Snow vs. Board of Education

Snow vs. Board of Education

Megan Curling, Editor in Chief

   For any student that has ever called themselves a part of Winston-Salem Forsyth/County Schools you are aware that our system is very quick to call off school for even the slightest of flurries or freezing rain.

   So why then, on December 8th,  as the snow began falling around 7:45 AM as Career Center students pulled into the lot and started to stick around 2:15 PM, did WS/FCS not dismiss high schools until approximately 3:20 PM?

   Growing up living only ten minutes from my elementary school it was always an eye rolling moment when, as the first flake fell, school was called off. Yet as I progressed into going 30 minutes away and riding a bus to and from middle school every day, my awareness was heightened.

   Fast forward to high school, driving myself to and from school everyday with a license I have had for less than a year, even a mere raindrop can seem intimidating. As roads get slick with water, the risk of hydroplaning on my way home is forever evident yet until last week I had never had to drive in snow before.
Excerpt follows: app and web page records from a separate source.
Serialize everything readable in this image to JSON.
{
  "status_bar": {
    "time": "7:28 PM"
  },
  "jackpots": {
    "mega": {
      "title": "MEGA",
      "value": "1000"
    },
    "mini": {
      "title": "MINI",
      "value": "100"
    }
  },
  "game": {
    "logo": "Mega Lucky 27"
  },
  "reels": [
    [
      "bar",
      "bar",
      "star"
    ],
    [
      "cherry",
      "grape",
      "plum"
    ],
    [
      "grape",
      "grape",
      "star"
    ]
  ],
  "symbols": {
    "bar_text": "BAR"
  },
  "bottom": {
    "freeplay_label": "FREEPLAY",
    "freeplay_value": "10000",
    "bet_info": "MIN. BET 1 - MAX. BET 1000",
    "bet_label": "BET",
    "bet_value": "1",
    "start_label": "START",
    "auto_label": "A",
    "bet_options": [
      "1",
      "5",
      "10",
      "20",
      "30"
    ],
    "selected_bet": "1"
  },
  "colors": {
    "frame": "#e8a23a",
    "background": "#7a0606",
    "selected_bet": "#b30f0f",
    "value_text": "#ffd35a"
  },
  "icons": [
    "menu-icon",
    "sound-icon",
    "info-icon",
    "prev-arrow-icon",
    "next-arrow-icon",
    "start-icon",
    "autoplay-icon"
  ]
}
   Yes, Northerners I said it. We cannot drive in the snow and yes, we get it, you think you live in an igloo.

   The problem with snow in the south is that we are both uninformed on how to drive in the conditions and also that we do not set a budget big enough for the necessary precautions and solutions. It is truly a cycle that will likely never end as realistically, no one wants to do anything about it.

   Snow is beautiful thing, especially during the Christmas season in an area that does not frequently see it. Great fun is had by going outside and building snowmen, having snowball fights, all to come in to hot chocolate and a fire.

   That being said, there should be no reason that high schoolers should ever have to fear the snow. Yet when we are expected, especially as a magnet school drawing students from all over the county, to drive home in it as temperatures are dropping and havoc is ensuing, fear is expected. Driving home, from Winston-Salem to Walkertown, a normally 30 minute trek took almost two hours that day and was full of sliding, sitting in standstill traffic and observing cars stranded on the side of the road beside two WS/FCS high schools, a truly disheartening sight.

    The blame for this incident cannot nor should be placed on one person or one department and while the two hour delay the following day was very appreciated, families undoubtedly will be expecting an earlier and wiser decision from the school system and personally I would just like to get home when I can still see my driveway.